The first step was to remove the hub cap and loosen the axle nut. I recommend doing this before you jack up the vehicle, since it is pretty tight. Spray some WD-40 Spray or other lubricant and let it soak for a while.

The axle has a notch, and the axle nut is dented into the notch.

Use a screw driver or punch and hammer to pound out the dent, so that it can be unscrewed.

You’ll need an axle socket with a 1/2 inch drive. If you don’t have one, follow this link to see one on Amazon.

I used a 1/2 inch socket and a long cheater bar to loosen the axle nut, but if I had to do it again, I would use an air compressor and an impact wrench. Later on I bought this impact wrench. It made the job much easier, and I highly recommend it.

Once the axle nut is loose, jack up the car and remove the tire. Be sure to use some jack stands (or a large stump, like I did) for purposes of safety.

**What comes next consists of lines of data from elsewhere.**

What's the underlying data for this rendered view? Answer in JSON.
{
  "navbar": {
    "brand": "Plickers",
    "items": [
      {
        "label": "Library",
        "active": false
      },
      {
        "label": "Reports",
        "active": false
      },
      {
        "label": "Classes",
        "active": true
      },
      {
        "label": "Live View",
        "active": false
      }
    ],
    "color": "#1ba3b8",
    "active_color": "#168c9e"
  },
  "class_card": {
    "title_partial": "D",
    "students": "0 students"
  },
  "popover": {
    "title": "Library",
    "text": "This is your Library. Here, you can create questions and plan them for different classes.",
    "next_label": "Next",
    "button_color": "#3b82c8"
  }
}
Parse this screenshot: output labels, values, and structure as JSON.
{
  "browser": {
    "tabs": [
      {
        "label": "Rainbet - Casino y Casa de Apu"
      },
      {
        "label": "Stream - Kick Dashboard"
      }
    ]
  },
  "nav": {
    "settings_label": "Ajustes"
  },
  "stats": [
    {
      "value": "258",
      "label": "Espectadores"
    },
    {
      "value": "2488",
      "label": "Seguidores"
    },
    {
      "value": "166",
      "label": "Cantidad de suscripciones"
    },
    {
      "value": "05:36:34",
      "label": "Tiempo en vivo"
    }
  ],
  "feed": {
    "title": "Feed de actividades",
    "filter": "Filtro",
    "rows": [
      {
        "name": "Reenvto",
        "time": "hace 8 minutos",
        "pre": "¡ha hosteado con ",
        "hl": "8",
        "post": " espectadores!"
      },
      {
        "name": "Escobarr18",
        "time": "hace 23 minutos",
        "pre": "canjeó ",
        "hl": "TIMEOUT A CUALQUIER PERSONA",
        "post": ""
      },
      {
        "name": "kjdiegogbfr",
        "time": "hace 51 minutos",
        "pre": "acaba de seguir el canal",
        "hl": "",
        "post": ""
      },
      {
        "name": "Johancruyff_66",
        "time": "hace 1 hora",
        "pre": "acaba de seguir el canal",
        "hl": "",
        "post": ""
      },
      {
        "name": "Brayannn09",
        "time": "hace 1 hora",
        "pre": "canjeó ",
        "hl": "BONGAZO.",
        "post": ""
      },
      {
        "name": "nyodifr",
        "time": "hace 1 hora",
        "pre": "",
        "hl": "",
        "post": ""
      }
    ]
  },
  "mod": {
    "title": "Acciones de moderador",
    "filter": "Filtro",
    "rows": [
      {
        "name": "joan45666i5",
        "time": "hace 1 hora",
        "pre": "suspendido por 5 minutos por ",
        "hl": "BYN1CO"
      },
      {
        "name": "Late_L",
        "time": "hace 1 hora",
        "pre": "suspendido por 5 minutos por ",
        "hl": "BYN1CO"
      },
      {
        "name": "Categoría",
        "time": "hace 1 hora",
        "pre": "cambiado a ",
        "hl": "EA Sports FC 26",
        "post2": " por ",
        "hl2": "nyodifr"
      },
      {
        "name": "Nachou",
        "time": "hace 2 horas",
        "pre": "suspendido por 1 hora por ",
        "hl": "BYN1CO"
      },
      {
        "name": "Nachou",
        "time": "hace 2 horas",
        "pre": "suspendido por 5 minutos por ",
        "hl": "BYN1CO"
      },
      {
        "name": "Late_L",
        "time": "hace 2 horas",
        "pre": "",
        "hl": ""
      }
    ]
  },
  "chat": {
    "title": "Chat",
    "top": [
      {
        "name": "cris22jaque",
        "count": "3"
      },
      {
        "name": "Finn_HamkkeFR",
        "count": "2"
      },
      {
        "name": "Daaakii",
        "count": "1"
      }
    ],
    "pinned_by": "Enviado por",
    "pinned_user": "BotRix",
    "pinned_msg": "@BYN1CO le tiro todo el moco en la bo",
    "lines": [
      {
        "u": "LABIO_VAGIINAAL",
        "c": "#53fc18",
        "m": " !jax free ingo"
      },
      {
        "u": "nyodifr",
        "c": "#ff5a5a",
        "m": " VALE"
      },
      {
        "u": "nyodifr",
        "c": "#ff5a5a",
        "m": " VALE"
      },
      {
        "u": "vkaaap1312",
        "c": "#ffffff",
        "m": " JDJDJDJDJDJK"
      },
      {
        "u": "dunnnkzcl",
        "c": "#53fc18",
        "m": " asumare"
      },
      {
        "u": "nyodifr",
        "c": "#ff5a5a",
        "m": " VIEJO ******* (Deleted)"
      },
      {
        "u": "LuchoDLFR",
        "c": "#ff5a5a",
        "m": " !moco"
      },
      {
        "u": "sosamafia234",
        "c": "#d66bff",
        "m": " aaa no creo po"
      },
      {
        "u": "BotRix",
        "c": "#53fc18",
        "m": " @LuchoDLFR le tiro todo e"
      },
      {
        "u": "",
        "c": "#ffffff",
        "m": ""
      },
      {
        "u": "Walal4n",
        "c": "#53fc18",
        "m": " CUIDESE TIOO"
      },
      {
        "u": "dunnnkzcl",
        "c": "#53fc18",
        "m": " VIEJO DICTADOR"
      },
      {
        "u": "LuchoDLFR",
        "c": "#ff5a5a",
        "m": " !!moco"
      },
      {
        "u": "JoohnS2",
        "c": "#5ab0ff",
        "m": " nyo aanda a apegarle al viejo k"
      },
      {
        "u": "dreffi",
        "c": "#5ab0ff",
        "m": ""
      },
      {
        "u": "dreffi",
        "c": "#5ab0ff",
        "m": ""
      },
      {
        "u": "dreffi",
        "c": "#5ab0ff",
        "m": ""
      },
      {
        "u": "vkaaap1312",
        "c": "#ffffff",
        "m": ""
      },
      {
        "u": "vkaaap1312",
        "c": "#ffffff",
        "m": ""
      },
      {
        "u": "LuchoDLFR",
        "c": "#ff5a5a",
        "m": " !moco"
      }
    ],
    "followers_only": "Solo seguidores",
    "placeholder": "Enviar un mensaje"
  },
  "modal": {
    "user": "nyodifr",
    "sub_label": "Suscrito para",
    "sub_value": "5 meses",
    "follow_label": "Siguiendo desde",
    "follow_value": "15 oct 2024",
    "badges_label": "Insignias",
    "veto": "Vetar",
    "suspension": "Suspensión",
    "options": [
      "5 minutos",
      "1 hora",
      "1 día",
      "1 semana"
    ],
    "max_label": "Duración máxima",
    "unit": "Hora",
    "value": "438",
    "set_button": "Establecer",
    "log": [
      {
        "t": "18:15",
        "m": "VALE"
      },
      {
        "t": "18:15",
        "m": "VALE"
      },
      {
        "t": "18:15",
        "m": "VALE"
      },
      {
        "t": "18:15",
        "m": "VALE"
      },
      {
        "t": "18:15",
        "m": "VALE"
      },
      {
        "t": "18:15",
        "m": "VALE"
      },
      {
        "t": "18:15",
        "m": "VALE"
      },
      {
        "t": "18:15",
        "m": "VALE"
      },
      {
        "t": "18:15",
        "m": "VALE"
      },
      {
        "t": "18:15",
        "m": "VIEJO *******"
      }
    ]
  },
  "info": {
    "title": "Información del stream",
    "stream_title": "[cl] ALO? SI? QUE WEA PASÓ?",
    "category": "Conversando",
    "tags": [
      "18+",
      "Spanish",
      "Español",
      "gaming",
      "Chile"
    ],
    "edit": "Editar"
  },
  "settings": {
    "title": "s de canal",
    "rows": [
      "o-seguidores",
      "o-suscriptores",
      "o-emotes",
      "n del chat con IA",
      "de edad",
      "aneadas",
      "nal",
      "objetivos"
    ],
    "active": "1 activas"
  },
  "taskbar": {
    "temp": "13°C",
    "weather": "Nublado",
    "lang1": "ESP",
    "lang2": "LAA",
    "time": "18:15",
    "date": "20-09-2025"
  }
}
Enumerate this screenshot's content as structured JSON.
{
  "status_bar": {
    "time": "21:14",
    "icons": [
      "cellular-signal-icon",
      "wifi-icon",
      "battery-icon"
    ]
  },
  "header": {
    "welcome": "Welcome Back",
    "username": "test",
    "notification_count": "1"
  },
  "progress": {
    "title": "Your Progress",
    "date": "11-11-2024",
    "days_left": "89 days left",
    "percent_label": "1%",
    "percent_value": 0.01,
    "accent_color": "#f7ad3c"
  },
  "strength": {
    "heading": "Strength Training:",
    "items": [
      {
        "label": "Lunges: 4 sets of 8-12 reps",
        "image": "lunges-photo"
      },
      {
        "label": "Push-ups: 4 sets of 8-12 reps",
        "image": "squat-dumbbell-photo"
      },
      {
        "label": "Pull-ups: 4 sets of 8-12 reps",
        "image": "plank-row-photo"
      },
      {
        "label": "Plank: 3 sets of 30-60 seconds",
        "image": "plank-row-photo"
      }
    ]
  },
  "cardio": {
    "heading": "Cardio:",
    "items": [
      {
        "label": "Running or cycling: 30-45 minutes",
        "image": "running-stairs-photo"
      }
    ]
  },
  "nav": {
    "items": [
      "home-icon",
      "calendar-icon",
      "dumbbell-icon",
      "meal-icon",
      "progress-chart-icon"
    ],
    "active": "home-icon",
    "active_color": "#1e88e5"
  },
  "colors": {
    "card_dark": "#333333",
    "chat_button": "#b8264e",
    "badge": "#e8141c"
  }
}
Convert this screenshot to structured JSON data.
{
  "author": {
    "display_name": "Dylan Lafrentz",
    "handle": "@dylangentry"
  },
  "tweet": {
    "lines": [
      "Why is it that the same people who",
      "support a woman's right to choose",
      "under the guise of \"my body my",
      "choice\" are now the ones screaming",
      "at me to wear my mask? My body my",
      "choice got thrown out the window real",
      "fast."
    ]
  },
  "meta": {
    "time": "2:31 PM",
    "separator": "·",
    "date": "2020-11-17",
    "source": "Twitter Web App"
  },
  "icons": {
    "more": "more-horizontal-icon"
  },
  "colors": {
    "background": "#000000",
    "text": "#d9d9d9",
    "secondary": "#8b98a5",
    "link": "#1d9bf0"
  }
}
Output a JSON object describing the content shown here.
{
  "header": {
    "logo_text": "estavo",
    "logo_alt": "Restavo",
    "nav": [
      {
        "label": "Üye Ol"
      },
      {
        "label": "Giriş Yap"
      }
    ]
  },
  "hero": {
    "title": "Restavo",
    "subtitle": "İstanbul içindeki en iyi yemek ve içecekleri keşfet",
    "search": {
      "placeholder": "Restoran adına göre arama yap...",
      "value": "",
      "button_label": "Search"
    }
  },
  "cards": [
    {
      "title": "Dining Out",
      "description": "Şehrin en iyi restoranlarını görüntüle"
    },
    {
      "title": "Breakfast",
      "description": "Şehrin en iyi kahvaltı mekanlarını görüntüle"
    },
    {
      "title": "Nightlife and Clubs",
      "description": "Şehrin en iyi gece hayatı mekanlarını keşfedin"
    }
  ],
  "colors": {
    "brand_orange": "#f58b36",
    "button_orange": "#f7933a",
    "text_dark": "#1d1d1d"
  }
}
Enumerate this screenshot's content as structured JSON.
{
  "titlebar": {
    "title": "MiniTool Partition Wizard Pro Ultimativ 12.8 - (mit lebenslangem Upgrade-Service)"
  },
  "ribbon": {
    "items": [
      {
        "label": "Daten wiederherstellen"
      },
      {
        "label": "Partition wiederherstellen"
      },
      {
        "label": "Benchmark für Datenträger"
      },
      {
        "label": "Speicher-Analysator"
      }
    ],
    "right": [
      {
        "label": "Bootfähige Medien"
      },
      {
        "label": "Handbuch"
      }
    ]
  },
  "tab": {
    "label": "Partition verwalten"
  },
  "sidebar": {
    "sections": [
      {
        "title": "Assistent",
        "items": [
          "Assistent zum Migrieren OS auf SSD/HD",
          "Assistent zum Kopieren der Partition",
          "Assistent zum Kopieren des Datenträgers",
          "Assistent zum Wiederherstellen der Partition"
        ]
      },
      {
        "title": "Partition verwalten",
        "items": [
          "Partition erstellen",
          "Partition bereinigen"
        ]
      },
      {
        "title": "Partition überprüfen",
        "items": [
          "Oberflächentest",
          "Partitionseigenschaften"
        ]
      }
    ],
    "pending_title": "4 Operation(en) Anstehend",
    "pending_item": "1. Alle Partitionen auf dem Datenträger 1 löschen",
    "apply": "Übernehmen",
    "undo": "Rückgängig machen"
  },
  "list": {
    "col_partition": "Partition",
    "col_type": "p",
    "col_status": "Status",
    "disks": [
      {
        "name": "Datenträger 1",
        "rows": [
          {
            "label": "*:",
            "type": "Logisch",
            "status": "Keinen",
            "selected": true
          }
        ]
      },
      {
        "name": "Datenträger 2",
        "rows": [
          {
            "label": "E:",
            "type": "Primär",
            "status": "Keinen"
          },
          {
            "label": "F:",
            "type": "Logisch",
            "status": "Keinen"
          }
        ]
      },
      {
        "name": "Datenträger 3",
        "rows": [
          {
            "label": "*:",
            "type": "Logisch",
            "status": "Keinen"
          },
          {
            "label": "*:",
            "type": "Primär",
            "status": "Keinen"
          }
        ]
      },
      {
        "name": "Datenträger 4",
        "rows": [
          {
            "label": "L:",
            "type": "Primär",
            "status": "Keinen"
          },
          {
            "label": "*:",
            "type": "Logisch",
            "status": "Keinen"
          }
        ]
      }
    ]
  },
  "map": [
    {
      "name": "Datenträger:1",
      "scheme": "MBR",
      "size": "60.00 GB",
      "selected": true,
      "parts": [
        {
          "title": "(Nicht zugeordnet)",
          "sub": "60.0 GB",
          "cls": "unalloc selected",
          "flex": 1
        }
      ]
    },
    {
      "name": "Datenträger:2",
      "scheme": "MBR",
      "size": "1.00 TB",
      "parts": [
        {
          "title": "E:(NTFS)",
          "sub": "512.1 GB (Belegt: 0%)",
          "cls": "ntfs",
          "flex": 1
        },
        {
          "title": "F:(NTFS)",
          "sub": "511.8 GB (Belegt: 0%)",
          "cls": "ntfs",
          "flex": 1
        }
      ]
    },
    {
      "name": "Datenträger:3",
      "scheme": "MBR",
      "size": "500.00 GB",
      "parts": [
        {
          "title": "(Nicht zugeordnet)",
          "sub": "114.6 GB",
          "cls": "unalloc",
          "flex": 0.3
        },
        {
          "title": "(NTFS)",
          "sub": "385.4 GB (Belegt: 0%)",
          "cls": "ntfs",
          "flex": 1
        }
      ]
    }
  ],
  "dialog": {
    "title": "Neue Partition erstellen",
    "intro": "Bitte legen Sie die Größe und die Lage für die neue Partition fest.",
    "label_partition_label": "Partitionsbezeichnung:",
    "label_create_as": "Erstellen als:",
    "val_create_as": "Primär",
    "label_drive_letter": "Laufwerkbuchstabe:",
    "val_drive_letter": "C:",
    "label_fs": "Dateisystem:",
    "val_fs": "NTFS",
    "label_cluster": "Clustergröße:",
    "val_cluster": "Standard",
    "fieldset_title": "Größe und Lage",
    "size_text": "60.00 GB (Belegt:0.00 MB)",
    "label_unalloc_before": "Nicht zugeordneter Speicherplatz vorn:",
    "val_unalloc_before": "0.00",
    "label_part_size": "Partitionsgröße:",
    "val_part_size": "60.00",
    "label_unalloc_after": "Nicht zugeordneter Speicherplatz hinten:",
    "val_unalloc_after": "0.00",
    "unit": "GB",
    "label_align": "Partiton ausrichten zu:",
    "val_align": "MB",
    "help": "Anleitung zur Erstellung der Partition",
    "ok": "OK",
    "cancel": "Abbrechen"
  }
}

Here’s a nice shot of the axle nut socket, with the axle nut mostly removed.

The next step is to remove the tie rod. Use a needle nose pliers to remove the cotter pin.

Lubricate the nut with something like WD-40 if it is tight, then remove it.

Then use a tie rod puller to remove the tie rod.

With the tie rod removed, you can pull the front strut forward, and pull the axle out of the hub.

Now you are ready to pull out the axle. Give it a good tug, and it will pop loose. Set it aside.

We are now in a position to examine the leaking oil seal.

This particular seal appears to be in pretty rough shape.

Pull it out with a screw driver or a seal puller.

The new seal can be bought from Amazon, just follow this link.

Oil Seal from Amazon

The seals are different on the driver’s side (left) and passenger’s side (right). This is the seal for the passenger’s side.

Here is a view of the old and new seals side by side.

Put a little GL4 transmission oil on the new one, and push it into place.

That was easy. Now we’re ready to put everything back together.

Push the axle back through the new seal into the transmission.

You’ll feel when it pops back into position. You may need to wiggle it a bit to get it to go.

Now, feed the end of the axle back through the hub. Put a little grease on that end before you do.

Next, put the tie rod back together, tighten on the nut, and replace the cotter pin.

(I also replaced the rotors at this time, since I was doing the brakes as well. So I had to put the caliper bracket back on as well.)

See this post for the details on replacing front brake pads.

Then replace the axle nut (or, spindle nut). I recommend replacing the old one with a new one, since they are relatively cheap.

Axle Nut 30mm (2 pack)

Here’s the old and new one side by side.

It is very important to torque the axle nut correctly. Use a proper torque wrench. If you don’t have one, please get one. You will use it for all sorts of things, and it is much better not to damage threads or other things (such as bearings) by over-tightening. For the axle nut, the torque is commonly 180 foot-pounds, but may be more, so check the spec for your vehicle. The spec may also be included with the bearing. For my vehicle, the spec was 159 ft-lbs.

Also, don’t put any weight on the bearing until the axle nut is properly tightened. Don’t set the vehicle down to hold the wheel while you tighten the axle nut!

When you tighten the axle nut, move the wheel an 1/8 to a 1/4 of a turn or so every time you tighten. This allows the bearing to be properly seated. After several rounds of tightening, end on the proper torque. Do not over tighten.

Tighten the axle nut.

After putting the axle nut back on, and torquing to the correct specification. Be sure to notch the nut again in the groove. Use a hammer and a chisel or screwdriver.

Put on wheel and tighten lug nuts to 76 ft-lbs.

Put the hubcap back on.

Overall, this is a pretty straightforward repair. It is a good idea to check the transmission fluid level after a repair like this, and add transmission fluid as necessary. Note that these C59 manual transmissions require GL-4, this Red Line 75W-90 is what I recommend.

It feels good to not have that oil leaking on the driveway anymore. I hope this guide was helpful. Please feel free to leave comments if this helped you at all.

Checkout these helpful articles on maintenance for your Toyota Corolla!

Here is the list of supplies used here. You can click the links to find them on Amazon.

Tools you will need: